The research paper, titled “The Business Case for Reducing Food Loss and Waste: Hotels”, was an evaluation of the financial workings of 42 sites across 15 countries, including Sofitel, and MGM, among others, and discovered that nearly every site had positive returns on investments made to reduce food waste. The research also discovered that the hotels that reduced their food waste from their kitchens on average by 21%, with 70% of the respondents already making a profit from their investment. In two years, only 5% of them didn’t get positive returns on their investment.
The investments include monitoring food waste, training for new food handling and storage procedures, as well as redesigned menus. The vast majority of the sites, at 90%, invested less than $20,000, on average less than 1% of sales, showing that the costs were low, especially in comparison to the gains.
Chair Dave Lewis, Champions 12.3, says that the report clearly shows that waste reduction isn’t just morally proper, but also that it’s a very strong business investment. He says that, even if businesses aren’t motivated by the moral imperative, the profits should make a very strong case.

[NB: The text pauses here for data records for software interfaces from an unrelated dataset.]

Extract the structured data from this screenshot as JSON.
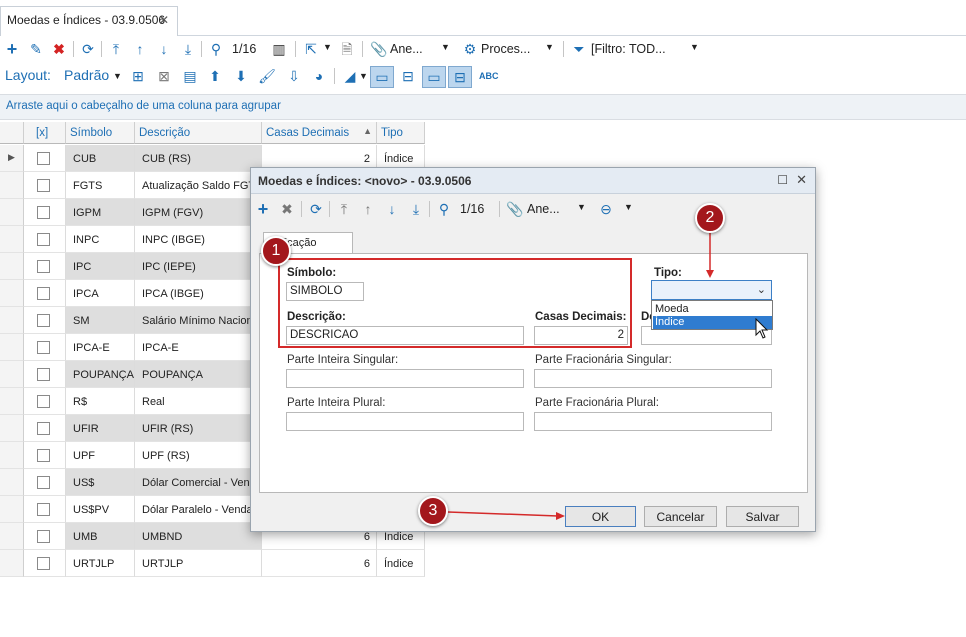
{
  "window": {
    "tab_title": "Moedas e Índices - 03.9.0506",
    "tab_close": "✕"
  },
  "toolbar": {
    "page_indicator": "1/16",
    "anexos_label": "Ane...",
    "processos_label": "Proces...",
    "filter_label": "[Filtro: TOD..."
  },
  "layoutbar": {
    "layout_label": "Layout:",
    "layout_value": "Padrão"
  },
  "groupbar": {
    "hint": "Arraste aqui o cabeçalho de uma coluna para agrupar"
  },
  "grid": {
    "columns": [
      "[x]",
      "Símbolo",
      "Descrição",
      "Casas Decimais",
      "Tipo"
    ],
    "rows": [
      {
        "simbolo": "CUB",
        "descricao": "CUB (RS)",
        "casas": "2",
        "tipo": "Índice"
      },
      {
        "simbolo": "FGTS",
        "descricao": "Atualização Saldo FGT",
        "casas": "",
        "tipo": ""
      },
      {
        "simbolo": "IGPM",
        "descricao": "IGPM (FGV)",
        "casas": "",
        "tipo": ""
      },
      {
        "simbolo": "INPC",
        "descricao": "INPC (IBGE)",
        "casas": "",
        "tipo": ""
      },
      {
        "simbolo": "IPC",
        "descricao": "IPC (IEPE)",
        "casas": "",
        "tipo": ""
      },
      {
        "simbolo": "IPCA",
        "descricao": "IPCA (IBGE)",
        "casas": "",
        "tipo": ""
      },
      {
        "simbolo": "SM",
        "descricao": "Salário Mínimo Naciona",
        "casas": "",
        "tipo": ""
      },
      {
        "simbolo": "IPCA-E",
        "descricao": "IPCA-E",
        "casas": "",
        "tipo": ""
      },
      {
        "simbolo": "POUPANÇA",
        "descricao": "POUPANÇA",
        "casas": "",
        "tipo": ""
      },
      {
        "simbolo": "R$",
        "descricao": "Real",
        "casas": "",
        "tipo": ""
      },
      {
        "simbolo": "UFIR",
        "descricao": "UFIR (RS)",
        "casas": "",
        "tipo": ""
      },
      {
        "simbolo": "UPF",
        "descricao": "UPF (RS)",
        "casas": "",
        "tipo": ""
      },
      {
        "simbolo": "US$",
        "descricao": "Dólar Comercial - Ven.",
        "casas": "",
        "tipo": ""
      },
      {
        "simbolo": "US$PV",
        "descricao": "Dólar Paralelo - Venda",
        "casas": "",
        "tipo": ""
      },
      {
        "simbolo": "UMB",
        "descricao": "UMBND",
        "casas": "6",
        "tipo": "Índice"
      },
      {
        "simbolo": "URTJLP",
        "descricao": "URTJLP",
        "casas": "6",
        "tipo": "Índice"
      }
    ]
  },
  "dialog": {
    "title": "Moedas e Índices: <novo> - 03.9.0506",
    "page_indicator": "1/16",
    "anexos_label": "Ane...",
    "tab_label": "ntificação",
    "simbolo_label": "Símbolo:",
    "simbolo_value": "SIMBOLO",
    "tipo_label": "Tipo:",
    "descricao_label": "Descrição:",
    "descricao_value": "DESCRICAO",
    "casas_label": "Casas Decimais:",
    "casas_value": "2",
    "de_label": "De",
    "parte_inteira_singular": "Parte Inteira Singular:",
    "parte_fracionaria_singular": "Parte Fracionária Singular:",
    "parte_inteira_plural": "Parte Inteira Plural:",
    "parte_fracionaria_plural": "Parte Fracionária Plural:",
    "tipo_options": [
      "Moeda",
      "Índice"
    ],
    "tipo_highlighted": "Índice",
    "ok_label": "OK",
    "cancel_label": "Cancelar",
    "save_label": "Salvar"
  },
  "annotations": {
    "badge1": "1",
    "badge2": "2",
    "badge3": "3",
    "color": "#a3171c"
  }
}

Thai people have actually been privy to this new concept, at least if they’ve been to a Sofitel sky bar in Sukhumvit, as the Sofitel Bangkok Sukhumvit has been trying this concept. Director of Food and Beverage for the hotel, Lionel Formento, says that the hotel has prioritized sustainability, part of which include reducing its food waste. He hopes that the figures from the paper will motivate the industry to embrace food waste reduction investments, allowing the idea to move from their sky bar in Sukhumvit to hotels across the country and the world.
About a third of all the food produced across the world is not eaten, which has a lot of consequences. Financially, it accounts for US$940 billion in economic losses. Environmentally, wasted food is responsible for 8% of the world’s annual greenhouse gas emissions, and, socially, about 800 million people across the world do not have enough to eat.